▸ Work instructions
Report each line of the entries below that includes "true".

Component data from apps and pages:
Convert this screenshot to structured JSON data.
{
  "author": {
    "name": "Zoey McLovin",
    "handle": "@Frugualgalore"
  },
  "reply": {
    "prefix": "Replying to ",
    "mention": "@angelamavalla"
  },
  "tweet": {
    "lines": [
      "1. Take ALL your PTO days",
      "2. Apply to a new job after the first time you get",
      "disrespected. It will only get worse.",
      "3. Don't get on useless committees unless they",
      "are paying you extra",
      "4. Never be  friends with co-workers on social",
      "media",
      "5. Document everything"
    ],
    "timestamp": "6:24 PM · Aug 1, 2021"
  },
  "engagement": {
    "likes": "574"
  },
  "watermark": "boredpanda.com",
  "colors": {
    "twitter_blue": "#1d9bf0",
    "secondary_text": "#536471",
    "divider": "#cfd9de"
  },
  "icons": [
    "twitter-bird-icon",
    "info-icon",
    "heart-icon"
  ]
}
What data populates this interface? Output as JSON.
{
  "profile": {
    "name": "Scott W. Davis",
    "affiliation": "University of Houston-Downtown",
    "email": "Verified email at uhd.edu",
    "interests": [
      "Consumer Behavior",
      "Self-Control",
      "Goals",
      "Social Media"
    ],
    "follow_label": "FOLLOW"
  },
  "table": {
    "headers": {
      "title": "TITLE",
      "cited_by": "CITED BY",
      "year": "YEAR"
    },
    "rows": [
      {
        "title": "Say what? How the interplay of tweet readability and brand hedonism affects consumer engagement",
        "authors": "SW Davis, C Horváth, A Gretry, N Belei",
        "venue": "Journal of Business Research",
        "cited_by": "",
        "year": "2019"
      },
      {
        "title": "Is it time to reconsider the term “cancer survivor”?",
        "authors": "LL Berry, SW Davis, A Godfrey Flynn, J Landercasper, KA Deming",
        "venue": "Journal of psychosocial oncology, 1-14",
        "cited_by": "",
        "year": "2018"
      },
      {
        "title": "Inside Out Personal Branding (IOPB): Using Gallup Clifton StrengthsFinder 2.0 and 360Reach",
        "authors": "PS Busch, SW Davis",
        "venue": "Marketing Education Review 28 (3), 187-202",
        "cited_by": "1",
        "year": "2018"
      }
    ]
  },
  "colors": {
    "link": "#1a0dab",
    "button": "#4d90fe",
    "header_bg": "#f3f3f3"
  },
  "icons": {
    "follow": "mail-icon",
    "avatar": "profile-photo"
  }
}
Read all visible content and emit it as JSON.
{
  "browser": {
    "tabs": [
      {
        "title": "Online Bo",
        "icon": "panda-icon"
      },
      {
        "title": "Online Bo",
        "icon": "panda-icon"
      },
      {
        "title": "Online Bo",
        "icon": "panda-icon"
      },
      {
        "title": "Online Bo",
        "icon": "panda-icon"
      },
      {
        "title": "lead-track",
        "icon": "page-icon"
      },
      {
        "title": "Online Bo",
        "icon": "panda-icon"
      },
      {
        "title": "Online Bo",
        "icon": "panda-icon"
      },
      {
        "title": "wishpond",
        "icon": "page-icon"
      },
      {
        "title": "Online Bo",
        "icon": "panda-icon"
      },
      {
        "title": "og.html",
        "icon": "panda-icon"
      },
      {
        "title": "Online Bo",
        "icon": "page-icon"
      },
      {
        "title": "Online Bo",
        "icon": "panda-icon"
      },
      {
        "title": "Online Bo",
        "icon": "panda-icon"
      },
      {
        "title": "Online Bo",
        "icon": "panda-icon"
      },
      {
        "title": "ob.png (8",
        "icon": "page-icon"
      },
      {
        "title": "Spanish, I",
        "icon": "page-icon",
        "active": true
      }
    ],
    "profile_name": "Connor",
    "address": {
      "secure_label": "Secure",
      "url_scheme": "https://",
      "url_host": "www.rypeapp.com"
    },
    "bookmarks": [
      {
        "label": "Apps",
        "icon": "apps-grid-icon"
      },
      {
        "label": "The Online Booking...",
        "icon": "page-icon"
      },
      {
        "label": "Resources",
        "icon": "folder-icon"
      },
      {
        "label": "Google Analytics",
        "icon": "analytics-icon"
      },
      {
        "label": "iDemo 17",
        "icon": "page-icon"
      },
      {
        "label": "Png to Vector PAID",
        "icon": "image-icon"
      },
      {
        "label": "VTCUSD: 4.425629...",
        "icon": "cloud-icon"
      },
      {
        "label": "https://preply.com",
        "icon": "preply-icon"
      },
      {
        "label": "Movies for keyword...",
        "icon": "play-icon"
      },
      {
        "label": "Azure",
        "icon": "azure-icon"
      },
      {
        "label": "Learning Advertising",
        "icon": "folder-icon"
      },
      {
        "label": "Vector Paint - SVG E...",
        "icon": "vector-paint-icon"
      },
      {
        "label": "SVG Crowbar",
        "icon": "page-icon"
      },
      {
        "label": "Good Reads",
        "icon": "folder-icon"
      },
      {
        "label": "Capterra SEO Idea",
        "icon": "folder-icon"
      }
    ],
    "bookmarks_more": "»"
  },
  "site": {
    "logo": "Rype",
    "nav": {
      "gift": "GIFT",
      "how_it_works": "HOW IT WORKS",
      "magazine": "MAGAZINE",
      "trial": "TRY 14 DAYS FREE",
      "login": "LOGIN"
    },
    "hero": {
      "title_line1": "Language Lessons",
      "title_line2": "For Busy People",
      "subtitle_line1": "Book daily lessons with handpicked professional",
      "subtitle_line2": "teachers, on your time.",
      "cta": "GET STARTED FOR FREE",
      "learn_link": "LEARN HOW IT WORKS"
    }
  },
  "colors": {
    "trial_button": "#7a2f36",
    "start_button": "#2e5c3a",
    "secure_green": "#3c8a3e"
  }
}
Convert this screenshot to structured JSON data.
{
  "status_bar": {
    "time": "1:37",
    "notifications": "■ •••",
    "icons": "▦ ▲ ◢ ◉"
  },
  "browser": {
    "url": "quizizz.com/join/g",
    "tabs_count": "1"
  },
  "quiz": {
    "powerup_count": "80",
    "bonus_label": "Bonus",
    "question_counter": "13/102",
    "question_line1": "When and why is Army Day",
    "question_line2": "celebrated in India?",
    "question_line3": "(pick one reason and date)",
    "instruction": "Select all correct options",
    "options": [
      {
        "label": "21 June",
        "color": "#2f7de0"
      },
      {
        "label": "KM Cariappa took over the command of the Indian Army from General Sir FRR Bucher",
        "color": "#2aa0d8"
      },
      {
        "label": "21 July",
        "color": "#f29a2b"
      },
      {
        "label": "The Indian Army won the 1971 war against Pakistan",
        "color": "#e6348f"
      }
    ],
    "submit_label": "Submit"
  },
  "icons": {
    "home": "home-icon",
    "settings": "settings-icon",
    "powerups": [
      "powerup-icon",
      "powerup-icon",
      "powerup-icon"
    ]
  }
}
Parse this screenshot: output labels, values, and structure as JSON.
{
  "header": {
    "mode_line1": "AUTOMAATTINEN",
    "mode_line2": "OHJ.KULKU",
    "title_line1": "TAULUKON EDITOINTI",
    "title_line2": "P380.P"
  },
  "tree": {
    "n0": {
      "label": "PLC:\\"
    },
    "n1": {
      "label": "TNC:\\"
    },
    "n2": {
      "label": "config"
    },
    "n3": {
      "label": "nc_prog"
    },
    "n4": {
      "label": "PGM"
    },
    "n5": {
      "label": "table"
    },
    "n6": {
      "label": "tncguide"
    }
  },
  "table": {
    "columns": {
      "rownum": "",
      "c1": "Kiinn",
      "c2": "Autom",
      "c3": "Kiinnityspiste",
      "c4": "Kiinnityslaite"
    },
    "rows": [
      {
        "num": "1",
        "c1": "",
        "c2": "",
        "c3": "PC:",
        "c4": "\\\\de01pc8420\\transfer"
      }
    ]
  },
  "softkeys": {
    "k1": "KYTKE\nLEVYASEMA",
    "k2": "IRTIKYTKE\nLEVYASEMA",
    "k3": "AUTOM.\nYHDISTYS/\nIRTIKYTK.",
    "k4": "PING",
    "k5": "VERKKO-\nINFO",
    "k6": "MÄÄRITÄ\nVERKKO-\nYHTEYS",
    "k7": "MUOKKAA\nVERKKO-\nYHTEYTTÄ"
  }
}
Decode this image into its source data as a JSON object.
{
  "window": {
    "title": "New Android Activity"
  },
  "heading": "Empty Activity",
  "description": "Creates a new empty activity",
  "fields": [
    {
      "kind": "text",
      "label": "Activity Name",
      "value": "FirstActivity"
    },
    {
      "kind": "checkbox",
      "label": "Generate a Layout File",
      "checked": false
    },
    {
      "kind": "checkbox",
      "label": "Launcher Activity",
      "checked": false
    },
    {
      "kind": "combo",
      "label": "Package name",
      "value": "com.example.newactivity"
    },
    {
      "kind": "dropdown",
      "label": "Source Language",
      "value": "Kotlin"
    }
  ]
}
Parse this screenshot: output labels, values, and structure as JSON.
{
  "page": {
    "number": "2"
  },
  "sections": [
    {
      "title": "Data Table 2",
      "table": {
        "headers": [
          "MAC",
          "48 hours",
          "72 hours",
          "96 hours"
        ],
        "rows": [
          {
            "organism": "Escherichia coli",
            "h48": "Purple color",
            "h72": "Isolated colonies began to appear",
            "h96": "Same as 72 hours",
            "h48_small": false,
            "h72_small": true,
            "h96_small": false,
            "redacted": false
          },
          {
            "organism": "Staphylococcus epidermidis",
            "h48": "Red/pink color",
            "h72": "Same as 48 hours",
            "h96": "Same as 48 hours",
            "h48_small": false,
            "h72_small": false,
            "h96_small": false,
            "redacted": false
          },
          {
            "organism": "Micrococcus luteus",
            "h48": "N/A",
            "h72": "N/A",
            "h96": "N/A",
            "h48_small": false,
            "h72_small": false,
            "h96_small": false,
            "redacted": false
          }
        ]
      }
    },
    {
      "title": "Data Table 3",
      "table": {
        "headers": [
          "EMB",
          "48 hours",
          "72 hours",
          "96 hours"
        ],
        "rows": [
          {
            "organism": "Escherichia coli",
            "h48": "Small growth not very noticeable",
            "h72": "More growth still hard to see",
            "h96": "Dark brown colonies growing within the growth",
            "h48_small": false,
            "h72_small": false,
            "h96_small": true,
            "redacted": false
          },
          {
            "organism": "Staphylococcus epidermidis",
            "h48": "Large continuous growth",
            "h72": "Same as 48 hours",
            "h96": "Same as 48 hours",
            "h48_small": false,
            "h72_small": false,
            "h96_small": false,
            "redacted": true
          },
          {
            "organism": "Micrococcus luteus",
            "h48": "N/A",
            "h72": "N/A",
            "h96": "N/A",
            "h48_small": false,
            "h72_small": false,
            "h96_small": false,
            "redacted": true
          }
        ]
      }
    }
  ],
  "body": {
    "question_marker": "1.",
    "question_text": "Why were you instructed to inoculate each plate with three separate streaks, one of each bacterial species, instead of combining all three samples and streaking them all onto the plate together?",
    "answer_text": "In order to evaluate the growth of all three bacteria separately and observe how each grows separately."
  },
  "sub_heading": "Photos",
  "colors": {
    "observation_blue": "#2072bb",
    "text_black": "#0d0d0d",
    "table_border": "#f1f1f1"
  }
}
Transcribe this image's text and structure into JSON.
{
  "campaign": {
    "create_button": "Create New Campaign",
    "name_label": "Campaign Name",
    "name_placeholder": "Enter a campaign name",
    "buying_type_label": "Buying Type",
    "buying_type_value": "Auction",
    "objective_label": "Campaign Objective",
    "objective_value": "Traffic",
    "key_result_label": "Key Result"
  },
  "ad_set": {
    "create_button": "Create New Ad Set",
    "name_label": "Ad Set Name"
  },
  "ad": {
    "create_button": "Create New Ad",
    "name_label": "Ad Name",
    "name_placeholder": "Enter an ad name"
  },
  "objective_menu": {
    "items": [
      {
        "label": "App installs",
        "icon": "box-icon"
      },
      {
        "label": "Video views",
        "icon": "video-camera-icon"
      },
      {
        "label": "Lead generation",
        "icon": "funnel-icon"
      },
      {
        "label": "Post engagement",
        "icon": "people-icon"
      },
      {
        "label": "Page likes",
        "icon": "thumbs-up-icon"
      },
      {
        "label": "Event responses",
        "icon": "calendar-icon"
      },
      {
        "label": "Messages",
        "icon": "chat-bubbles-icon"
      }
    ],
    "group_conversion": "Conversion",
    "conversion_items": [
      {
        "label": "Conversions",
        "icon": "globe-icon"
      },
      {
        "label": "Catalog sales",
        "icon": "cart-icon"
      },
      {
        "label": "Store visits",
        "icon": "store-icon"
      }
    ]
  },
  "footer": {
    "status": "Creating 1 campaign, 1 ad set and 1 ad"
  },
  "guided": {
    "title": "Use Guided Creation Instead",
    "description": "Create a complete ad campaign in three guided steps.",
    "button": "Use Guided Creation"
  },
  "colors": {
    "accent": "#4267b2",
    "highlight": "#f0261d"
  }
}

▸ Result for this task
        "active": true
            "h72_small": true,
            "h96_small": true,
            "redacted": true
            "redacted": true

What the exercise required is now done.